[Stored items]
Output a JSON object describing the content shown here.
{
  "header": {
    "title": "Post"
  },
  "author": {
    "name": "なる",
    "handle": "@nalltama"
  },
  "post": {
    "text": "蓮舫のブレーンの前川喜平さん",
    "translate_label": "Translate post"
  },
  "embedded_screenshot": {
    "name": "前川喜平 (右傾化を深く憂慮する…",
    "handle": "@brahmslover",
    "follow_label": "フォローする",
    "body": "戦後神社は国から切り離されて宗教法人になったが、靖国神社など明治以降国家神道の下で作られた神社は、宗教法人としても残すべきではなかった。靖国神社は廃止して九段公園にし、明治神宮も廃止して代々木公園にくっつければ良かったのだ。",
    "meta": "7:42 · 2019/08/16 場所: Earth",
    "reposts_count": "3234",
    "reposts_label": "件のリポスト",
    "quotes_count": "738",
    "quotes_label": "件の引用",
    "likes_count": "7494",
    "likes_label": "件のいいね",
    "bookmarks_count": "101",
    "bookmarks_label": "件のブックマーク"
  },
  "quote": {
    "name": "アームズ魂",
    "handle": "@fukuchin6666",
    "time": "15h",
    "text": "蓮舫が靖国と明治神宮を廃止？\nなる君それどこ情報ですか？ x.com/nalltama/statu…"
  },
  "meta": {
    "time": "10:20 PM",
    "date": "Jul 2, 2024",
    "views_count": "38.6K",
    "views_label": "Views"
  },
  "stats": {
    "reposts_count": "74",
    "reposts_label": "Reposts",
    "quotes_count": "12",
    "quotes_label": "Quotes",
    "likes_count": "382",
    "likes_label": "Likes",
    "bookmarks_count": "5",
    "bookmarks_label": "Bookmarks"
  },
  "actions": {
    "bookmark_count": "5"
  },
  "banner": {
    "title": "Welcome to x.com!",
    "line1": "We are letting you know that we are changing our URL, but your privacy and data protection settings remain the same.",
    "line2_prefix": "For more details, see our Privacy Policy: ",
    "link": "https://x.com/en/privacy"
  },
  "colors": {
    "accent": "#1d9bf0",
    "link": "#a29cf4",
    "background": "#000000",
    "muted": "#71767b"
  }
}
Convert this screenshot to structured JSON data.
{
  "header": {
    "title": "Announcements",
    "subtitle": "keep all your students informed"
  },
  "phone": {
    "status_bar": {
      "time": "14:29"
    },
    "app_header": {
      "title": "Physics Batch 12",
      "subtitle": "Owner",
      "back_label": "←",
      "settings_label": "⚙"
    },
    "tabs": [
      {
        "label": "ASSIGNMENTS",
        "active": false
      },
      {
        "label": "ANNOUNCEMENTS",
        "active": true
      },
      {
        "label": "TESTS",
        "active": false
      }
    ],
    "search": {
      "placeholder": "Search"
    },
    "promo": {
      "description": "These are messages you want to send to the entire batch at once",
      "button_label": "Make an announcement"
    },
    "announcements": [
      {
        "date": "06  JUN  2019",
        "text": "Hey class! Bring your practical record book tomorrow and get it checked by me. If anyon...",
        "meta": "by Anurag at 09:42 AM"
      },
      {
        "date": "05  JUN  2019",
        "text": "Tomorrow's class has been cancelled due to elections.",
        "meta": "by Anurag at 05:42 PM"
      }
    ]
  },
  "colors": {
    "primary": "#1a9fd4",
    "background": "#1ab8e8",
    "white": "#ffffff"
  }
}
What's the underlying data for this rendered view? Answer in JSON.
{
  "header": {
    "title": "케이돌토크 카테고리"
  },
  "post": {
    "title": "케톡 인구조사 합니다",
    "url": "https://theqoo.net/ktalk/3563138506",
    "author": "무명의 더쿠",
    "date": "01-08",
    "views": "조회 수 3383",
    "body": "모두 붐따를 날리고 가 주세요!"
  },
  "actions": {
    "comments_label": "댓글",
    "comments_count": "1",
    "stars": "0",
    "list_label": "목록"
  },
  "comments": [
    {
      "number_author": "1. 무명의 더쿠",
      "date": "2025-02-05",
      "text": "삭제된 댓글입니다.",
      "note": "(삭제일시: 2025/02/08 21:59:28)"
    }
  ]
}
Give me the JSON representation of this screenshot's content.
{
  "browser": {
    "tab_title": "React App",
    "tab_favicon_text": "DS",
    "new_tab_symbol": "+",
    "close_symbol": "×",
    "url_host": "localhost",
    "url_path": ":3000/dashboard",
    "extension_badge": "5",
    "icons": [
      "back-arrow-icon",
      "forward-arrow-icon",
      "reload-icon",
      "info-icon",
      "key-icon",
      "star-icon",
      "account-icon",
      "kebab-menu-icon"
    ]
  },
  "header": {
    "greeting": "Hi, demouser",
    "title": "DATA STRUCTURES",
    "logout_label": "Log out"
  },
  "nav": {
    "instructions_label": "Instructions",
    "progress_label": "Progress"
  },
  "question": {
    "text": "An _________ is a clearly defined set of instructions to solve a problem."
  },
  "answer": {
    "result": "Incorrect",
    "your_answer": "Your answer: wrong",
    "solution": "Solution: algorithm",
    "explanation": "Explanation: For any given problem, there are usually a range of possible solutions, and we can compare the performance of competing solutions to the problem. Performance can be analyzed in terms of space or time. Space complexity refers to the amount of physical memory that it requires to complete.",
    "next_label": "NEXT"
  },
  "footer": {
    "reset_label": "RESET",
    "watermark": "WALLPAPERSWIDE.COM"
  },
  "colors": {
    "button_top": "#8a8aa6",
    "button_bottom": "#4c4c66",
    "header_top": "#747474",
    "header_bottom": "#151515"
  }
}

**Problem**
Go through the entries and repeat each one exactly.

**Output of the task**
Output a JSON object describing the content shown here.
{
  "header": {
    "title": "Post"
  },
  "author": {
    "name": "なる",
    "handle": "@nalltama"
  },
  "post": {
    "text": "蓮舫のブレーンの前川喜平さん",
    "translate_label": "Translate post"
  },
  "embedded_screenshot": {
    "name": "前川喜平 (右傾化を深く憂慮する…",
    "handle": "@brahmslover",
    "follow_label": "フォローする",
    "body": "戦後神社は国から切り離されて宗教法人になったが、靖国神社など明治以降国家神道の下で作られた神社は、宗教法人としても残すべきではなかった。靖国神社は廃止して九段公園にし、明治神宮も廃止して代々木公園にくっつければ良かったのだ。",
    "meta": "7:42 · 2019/08/16 場所: Earth",
    "reposts_count": "3234",
    "reposts_label": "件のリポスト",
    "quotes_count": "738",
    "quotes_label": "件の引用",
    "likes_count": "7494",
    "likes_label": "件のいいね",
    "bookmarks_count": "101",
    "bookmarks_label": "件のブックマーク"
  },
  "quote": {
    "name": "アームズ魂",
    "handle": "@fukuchin6666",
    "time": "15h",
    "text": "蓮舫が靖国と明治神宮を廃止？\nなる君それどこ情報ですか？ x.com/nalltama/statu…"
  },
  "meta": {
    "time": "10:20 PM",
    "date": "Jul 2, 2024",
    "views_count": "38.6K",
    "views_label": "Views"
  },
  "stats": {
    "reposts_count": "74",
    "reposts_label": "Reposts",
    "quotes_count": "12",
    "quotes_label": "Quotes",
    "likes_count": "382",
    "likes_label": "Likes",
    "bookmarks_count": "5",
    "bookmarks_label": "Bookmarks"
  },
  "actions": {
    "bookmark_count": "5"
  },
  "banner": {
    "title": "Welcome to x.com!",
    "line1": "We are letting you know that we are changing our URL, but your privacy and data protection settings remain the same.",
    "line2_prefix": "For more details, see our Privacy Policy: ",
    "link": "https://x.com/en/privacy"
  },
  "colors": {
    "accent": "#1d9bf0",
    "link": "#a29cf4",
    "background": "#000000",
    "muted": "#71767b"
  }
}
Convert this screenshot to structured JSON data.
{
  "header": {
    "title": "Announcements",
    "subtitle": "keep all your students informed"
  },
  "phone": {
    "status_bar": {
      "time": "14:29"
    },
    "app_header": {
      "title": "Physics Batch 12",
      "subtitle": "Owner",
      "back_label": "←",
      "settings_label": "⚙"
    },
    "tabs": [
      {
        "label": "ASSIGNMENTS",
        "active": false
      },
      {
        "label": "ANNOUNCEMENTS",
        "active": true
      },
      {
        "label": "TESTS",
        "active": false
      }
    ],
    "search": {
      "placeholder": "Search"
    },
    "promo": {
      "description": "These are messages you want to send to the entire batch at once",
      "button_label": "Make an announcement"
    },
    "announcements": [
      {
        "date": "06  JUN  2019",
        "text": "Hey class! Bring your practical record book tomorrow and get it checked by me. If anyon...",
        "meta": "by Anurag at 09:42 AM"
      },
      {
        "date": "05  JUN  2019",
        "text": "Tomorrow's class has been cancelled due to elections.",
        "meta": "by Anurag at 05:42 PM"
      }
    ]
  },
  "colors": {
    "primary": "#1a9fd4",
    "background": "#1ab8e8",
    "white": "#ffffff"
  }
}
What's the underlying data for this rendered view? Answer in JSON.
{
  "header": {
    "title": "케이돌토크 카테고리"
  },
  "post": {
    "title": "케톡 인구조사 합니다",
    "url": "https://theqoo.net/ktalk/3563138506",
    "author": "무명의 더쿠",
    "date": "01-08",
    "views": "조회 수 3383",
    "body": "모두 붐따를 날리고 가 주세요!"
  },
  "actions": {
    "comments_label": "댓글",
    "comments_count": "1",
    "stars": "0",
    "list_label": "목록"
  },
  "comments": [
    {
      "number_author": "1. 무명의 더쿠",
      "date": "2025-02-05",
      "text": "삭제된 댓글입니다.",
      "note": "(삭제일시: 2025/02/08 21:59:28)"
    }
  ]
}
Give me the JSON representation of this screenshot's content.
{
  "browser": {
    "tab_title": "React App",
    "tab_favicon_text": "DS",
    "new_tab_symbol": "+",
    "close_symbol": "×",
    "url_host": "localhost",
    "url_path": ":3000/dashboard",
    "extension_badge": "5",
    "icons": [
      "back-arrow-icon",
      "forward-arrow-icon",
      "reload-icon",
      "info-icon",
      "key-icon",
      "star-icon",
      "account-icon",
      "kebab-menu-icon"
    ]
  },
  "header": {
    "greeting": "Hi, demouser",
    "title": "DATA STRUCTURES",
    "logout_label": "Log out"
  },
  "nav": {
    "instructions_label": "Instructions",
    "progress_label": "Progress"
  },
  "question": {
    "text": "An _________ is a clearly defined set of instructions to solve a problem."
  },
  "answer": {
    "result": "Incorrect",
    "your_answer": "Your answer: wrong",
    "solution": "Solution: algorithm",
    "explanation": "Explanation: For any given problem, there are usually a range of possible solutions, and we can compare the performance of competing solutions to the problem. Performance can be analyzed in terms of space or time. Space complexity refers to the amount of physical memory that it requires to complete.",
    "next_label": "NEXT"
  },
  "footer": {
    "reset_label": "RESET",
    "watermark": "WALLPAPERSWIDE.COM"
  },
  "colors": {
    "button_top": "#8a8aa6",
    "button_bottom": "#4c4c66",
    "header_top": "#747474",
    "header_bottom": "#151515"
  }
}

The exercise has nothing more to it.